### Task requirements
Where in the records does the word "black" appear? Copy each line that holds it.

Top of Supplied data

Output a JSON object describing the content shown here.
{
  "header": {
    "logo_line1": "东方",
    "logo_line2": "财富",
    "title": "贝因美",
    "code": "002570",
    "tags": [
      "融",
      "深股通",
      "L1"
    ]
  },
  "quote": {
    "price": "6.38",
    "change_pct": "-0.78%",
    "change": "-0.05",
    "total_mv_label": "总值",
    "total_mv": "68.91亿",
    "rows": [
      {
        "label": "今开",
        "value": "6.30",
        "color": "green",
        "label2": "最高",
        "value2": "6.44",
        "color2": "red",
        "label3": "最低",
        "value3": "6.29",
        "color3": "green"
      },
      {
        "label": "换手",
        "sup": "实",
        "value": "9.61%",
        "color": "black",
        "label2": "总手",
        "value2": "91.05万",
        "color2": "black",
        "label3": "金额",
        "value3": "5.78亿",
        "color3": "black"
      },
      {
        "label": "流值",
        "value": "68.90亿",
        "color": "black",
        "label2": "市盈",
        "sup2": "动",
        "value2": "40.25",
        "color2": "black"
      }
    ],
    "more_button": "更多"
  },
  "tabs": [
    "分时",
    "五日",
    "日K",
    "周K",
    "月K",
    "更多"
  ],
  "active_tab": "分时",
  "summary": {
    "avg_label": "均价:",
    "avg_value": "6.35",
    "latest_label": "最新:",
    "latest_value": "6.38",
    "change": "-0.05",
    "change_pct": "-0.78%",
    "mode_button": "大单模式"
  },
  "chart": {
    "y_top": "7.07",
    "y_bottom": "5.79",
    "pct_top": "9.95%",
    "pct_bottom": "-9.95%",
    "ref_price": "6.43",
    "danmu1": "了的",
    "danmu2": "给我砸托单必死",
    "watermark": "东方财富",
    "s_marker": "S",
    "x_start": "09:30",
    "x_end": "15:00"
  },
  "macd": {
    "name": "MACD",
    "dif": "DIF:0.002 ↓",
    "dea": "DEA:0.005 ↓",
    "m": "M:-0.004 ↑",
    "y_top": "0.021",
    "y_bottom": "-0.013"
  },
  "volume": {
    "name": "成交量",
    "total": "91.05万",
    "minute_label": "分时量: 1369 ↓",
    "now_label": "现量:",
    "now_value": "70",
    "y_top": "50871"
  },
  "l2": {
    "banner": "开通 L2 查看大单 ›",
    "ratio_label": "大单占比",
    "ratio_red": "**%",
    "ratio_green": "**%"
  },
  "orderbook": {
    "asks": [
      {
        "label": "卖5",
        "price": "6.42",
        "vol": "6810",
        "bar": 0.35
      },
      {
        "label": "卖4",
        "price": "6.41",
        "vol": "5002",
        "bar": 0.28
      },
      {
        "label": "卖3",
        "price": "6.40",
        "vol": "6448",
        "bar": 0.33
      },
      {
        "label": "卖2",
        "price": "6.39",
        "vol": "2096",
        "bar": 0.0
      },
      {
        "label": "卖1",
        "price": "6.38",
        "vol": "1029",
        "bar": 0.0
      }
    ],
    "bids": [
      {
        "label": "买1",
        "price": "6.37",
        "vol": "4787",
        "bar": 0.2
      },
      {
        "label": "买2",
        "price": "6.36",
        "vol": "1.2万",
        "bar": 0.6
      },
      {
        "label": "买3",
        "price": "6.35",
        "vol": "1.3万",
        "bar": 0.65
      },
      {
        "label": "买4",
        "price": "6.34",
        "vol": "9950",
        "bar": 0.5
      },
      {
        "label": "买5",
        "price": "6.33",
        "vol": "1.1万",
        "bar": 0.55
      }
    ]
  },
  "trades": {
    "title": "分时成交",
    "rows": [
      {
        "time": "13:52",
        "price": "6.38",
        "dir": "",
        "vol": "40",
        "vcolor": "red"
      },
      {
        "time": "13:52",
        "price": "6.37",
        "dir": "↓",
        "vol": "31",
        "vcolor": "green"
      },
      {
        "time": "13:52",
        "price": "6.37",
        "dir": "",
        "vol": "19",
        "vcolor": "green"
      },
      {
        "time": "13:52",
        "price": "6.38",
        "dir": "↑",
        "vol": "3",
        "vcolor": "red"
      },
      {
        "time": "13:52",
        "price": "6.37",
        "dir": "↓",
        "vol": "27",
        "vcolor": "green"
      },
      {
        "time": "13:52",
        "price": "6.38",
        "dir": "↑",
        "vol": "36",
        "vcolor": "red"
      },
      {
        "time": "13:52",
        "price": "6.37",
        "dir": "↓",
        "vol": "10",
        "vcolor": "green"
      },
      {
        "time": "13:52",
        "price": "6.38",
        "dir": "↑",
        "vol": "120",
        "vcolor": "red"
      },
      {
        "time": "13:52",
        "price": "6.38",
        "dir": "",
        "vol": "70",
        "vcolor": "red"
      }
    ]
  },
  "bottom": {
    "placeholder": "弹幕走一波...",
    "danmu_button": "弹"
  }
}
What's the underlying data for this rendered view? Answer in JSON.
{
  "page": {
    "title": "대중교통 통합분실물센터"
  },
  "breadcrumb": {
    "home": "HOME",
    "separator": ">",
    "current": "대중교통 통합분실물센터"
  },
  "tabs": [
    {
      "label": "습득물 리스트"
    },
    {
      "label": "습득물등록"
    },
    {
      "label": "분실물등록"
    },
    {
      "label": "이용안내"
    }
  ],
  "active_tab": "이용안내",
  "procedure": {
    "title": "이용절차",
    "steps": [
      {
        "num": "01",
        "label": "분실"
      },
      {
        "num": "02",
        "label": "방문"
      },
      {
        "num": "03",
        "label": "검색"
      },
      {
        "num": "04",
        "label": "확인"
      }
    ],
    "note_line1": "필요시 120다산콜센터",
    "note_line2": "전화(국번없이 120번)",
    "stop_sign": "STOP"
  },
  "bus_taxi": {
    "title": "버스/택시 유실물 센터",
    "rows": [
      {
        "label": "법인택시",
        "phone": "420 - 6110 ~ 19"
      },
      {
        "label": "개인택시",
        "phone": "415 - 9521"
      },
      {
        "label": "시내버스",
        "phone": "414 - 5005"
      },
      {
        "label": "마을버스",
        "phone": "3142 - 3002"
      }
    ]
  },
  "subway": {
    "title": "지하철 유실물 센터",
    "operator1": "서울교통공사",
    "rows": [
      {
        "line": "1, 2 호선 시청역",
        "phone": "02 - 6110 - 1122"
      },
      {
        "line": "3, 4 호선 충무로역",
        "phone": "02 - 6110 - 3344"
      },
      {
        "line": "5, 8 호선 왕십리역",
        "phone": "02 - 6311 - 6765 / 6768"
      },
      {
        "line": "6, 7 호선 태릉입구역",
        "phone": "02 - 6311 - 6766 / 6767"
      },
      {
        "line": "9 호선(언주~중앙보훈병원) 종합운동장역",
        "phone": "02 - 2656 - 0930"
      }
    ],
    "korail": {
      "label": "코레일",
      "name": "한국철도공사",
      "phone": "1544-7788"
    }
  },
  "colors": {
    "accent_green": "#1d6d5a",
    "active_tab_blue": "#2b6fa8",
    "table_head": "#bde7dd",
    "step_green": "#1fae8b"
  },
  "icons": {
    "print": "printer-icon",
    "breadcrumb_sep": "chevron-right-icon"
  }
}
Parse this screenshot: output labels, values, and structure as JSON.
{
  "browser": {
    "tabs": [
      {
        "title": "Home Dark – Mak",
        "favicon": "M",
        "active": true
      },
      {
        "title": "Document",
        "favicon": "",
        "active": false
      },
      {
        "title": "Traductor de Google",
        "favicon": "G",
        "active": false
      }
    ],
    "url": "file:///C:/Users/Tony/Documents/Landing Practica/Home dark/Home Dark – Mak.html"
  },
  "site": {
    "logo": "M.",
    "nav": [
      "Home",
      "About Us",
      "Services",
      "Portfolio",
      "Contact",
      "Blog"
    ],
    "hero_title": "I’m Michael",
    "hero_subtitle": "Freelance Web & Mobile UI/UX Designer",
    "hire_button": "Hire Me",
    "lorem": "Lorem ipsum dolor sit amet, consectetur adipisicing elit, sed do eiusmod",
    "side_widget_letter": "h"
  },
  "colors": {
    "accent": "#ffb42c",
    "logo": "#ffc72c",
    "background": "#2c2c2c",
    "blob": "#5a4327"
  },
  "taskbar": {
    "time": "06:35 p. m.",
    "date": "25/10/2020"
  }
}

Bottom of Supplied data

### Solution for this task
        "color": "black",
        "color2": "black",
        "color3": "black"
        "color": "black",
        "color2": "black"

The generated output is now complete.